Excerpts from an interface dataset ::
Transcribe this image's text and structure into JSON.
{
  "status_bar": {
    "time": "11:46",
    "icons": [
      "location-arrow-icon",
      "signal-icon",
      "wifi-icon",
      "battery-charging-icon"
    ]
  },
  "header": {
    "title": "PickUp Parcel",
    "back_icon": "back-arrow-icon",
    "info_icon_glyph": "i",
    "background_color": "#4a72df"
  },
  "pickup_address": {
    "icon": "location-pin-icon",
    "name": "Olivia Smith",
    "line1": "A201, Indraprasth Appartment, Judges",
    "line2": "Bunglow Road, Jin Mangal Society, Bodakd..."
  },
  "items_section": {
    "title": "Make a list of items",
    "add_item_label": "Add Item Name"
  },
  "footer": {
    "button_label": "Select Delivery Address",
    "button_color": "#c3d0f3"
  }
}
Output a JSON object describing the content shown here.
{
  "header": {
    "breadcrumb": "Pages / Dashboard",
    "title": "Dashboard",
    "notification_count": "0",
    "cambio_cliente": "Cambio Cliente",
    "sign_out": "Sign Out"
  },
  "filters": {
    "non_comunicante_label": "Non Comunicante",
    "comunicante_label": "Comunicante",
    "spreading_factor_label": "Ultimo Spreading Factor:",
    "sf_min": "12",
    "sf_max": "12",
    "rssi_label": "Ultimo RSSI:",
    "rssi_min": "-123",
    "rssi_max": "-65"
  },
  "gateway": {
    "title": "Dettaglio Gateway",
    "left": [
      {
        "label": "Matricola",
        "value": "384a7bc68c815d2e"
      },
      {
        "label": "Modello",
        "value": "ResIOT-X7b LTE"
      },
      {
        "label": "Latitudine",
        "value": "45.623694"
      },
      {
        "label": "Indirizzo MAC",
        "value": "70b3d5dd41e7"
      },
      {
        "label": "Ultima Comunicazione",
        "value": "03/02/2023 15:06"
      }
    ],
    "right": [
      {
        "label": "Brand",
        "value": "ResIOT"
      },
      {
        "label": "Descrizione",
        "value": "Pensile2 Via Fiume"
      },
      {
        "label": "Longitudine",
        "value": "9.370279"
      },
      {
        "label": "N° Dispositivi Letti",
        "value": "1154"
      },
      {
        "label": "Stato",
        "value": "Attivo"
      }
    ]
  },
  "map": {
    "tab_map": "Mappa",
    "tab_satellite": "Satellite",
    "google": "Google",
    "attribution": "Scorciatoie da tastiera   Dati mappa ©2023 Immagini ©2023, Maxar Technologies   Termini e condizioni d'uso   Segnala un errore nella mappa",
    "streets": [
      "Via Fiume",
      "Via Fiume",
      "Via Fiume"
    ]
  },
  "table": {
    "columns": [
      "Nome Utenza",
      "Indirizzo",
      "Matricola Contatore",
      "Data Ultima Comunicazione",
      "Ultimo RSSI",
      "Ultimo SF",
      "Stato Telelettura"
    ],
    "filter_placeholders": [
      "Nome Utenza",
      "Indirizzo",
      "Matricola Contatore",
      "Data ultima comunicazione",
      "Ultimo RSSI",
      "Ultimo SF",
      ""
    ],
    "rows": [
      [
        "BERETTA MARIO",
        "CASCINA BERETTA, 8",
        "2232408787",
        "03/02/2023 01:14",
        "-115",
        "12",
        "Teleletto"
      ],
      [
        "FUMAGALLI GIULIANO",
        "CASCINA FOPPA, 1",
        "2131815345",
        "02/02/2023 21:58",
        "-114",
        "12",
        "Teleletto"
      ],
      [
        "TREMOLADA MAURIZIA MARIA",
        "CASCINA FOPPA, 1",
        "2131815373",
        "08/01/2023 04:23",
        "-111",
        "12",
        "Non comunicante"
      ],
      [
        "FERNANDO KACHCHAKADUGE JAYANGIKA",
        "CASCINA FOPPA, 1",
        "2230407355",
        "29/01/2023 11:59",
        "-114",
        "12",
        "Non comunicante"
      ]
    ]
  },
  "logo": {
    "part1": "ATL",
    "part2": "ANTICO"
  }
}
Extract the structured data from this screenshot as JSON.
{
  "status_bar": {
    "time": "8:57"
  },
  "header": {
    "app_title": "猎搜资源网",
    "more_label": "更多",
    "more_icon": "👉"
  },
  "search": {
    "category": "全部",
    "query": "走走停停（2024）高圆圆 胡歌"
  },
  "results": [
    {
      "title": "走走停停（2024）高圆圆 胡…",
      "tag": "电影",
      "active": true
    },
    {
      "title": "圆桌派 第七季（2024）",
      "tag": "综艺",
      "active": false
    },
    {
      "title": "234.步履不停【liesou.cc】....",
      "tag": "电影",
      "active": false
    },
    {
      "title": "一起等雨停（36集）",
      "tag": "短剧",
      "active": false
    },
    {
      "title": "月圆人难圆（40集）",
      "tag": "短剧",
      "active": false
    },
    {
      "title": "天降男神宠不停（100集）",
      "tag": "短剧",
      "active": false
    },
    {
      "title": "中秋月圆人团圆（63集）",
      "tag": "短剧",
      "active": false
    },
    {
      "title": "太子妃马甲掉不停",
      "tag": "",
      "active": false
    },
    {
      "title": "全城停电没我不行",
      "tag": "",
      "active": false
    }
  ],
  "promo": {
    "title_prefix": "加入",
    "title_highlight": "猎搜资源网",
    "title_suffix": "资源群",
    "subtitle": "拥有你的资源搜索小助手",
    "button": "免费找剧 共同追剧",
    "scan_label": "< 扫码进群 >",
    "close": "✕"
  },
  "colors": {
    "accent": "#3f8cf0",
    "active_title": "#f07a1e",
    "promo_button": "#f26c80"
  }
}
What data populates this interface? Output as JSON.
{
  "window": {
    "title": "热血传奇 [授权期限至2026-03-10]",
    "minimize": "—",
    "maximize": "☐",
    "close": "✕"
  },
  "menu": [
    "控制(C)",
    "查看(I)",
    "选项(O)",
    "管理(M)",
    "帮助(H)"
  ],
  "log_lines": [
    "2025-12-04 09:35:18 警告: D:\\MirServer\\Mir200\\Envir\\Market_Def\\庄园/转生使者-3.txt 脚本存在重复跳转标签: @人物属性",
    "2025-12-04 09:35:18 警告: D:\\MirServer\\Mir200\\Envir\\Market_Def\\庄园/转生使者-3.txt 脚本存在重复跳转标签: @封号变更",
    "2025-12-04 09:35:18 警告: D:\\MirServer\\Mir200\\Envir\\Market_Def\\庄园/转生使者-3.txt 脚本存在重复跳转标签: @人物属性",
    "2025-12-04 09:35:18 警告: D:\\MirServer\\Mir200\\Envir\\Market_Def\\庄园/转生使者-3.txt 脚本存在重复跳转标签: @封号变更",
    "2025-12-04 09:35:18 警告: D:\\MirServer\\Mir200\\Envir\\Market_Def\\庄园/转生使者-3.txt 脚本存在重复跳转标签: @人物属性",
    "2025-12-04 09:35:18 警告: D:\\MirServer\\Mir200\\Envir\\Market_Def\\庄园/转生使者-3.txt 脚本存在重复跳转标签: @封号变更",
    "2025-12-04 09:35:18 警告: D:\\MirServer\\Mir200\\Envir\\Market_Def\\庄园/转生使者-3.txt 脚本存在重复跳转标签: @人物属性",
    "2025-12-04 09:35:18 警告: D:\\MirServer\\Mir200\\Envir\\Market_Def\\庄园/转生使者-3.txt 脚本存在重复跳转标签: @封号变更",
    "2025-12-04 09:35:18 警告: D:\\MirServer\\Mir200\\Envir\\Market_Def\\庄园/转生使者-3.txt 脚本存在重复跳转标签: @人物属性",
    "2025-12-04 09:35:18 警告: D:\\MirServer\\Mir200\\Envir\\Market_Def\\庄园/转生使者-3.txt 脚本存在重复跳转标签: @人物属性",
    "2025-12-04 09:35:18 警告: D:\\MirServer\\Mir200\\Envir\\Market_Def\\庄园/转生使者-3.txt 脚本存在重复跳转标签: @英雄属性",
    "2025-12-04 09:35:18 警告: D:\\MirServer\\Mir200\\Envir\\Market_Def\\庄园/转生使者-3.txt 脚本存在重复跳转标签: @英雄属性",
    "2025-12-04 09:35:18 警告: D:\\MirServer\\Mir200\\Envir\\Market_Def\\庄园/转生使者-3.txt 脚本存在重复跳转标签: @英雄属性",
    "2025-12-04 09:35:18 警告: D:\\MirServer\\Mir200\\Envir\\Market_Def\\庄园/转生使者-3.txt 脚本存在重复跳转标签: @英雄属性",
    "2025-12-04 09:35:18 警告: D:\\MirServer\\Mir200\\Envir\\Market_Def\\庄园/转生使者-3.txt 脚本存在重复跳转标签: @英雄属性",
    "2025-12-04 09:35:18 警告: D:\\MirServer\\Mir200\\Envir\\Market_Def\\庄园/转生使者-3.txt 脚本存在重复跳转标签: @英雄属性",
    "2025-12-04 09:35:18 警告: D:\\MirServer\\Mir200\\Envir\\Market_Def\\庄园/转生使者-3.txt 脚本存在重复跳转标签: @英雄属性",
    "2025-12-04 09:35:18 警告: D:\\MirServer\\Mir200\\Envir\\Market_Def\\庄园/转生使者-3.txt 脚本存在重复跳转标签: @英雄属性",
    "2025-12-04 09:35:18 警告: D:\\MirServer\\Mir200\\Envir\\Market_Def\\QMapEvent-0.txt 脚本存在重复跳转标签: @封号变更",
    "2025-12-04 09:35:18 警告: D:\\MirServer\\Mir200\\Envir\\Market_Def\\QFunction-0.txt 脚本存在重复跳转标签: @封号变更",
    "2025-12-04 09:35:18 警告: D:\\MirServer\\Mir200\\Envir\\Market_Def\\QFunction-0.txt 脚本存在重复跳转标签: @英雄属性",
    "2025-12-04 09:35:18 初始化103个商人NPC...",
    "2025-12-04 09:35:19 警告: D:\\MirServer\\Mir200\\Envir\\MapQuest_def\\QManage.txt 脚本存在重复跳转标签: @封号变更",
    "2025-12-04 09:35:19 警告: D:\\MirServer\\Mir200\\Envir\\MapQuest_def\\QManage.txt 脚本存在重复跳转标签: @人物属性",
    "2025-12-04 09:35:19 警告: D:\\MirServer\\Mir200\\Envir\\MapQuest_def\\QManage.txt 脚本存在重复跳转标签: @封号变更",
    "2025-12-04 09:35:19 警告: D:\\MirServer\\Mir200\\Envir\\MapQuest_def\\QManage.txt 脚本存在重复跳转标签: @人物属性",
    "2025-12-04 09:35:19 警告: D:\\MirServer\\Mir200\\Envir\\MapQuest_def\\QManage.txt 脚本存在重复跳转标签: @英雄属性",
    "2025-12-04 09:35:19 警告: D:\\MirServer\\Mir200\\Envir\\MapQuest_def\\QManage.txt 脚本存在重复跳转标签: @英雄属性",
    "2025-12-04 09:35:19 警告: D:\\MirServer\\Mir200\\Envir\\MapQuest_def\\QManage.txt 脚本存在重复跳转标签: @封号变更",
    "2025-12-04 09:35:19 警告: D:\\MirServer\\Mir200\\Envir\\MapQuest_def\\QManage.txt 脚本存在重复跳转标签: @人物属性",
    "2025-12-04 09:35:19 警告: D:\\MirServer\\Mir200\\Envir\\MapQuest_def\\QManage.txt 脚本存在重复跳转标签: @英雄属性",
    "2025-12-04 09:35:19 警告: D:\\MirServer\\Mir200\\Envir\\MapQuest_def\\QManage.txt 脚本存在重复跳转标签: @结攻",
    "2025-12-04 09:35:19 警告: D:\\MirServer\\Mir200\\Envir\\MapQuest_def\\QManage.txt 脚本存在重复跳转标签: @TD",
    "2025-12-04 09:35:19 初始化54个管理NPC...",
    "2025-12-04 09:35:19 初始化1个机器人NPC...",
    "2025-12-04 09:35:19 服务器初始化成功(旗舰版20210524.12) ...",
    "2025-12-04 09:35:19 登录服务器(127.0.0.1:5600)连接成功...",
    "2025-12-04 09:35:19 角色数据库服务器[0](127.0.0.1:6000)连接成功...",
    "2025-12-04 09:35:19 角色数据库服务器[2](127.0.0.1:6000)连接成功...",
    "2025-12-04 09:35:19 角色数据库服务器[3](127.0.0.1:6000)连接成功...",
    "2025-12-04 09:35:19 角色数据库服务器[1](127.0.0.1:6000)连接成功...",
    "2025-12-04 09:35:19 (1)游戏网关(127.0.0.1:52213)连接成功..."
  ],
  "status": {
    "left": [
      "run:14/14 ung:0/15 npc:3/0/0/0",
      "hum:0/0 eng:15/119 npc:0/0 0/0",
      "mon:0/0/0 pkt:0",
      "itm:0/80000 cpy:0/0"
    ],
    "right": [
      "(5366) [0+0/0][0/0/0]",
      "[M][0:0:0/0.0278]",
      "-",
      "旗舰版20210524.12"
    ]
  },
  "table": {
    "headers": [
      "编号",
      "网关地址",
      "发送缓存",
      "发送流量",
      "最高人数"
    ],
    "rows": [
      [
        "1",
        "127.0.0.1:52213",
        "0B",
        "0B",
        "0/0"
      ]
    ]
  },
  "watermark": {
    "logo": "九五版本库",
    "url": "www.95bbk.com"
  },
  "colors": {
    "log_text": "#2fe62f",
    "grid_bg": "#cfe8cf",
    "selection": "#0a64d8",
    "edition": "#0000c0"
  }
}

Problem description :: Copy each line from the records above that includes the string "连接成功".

Answer space ::
    "2025-12-04 09:35:19 登录服务器(127.0.0.1:5600)连接成功...",
    "2025-12-04 09:35:19 角色数据库服务器[0](127.0.0.1:6000)连接成功...",
    "2025-12-04 09:35:19 角色数据库服务器[2](127.0.0.1:6000)连接成功...",
    "2025-12-04 09:35:19 角色数据库服务器[3](127.0.0.1:6000)连接成功...",
    "2025-12-04 09:35:19 角色数据库服务器[1](127.0.0.1:6000)连接成功...",
    "2025-12-04 09:35:19 (1)游戏网关(127.0.0.1:52213)连接成功..."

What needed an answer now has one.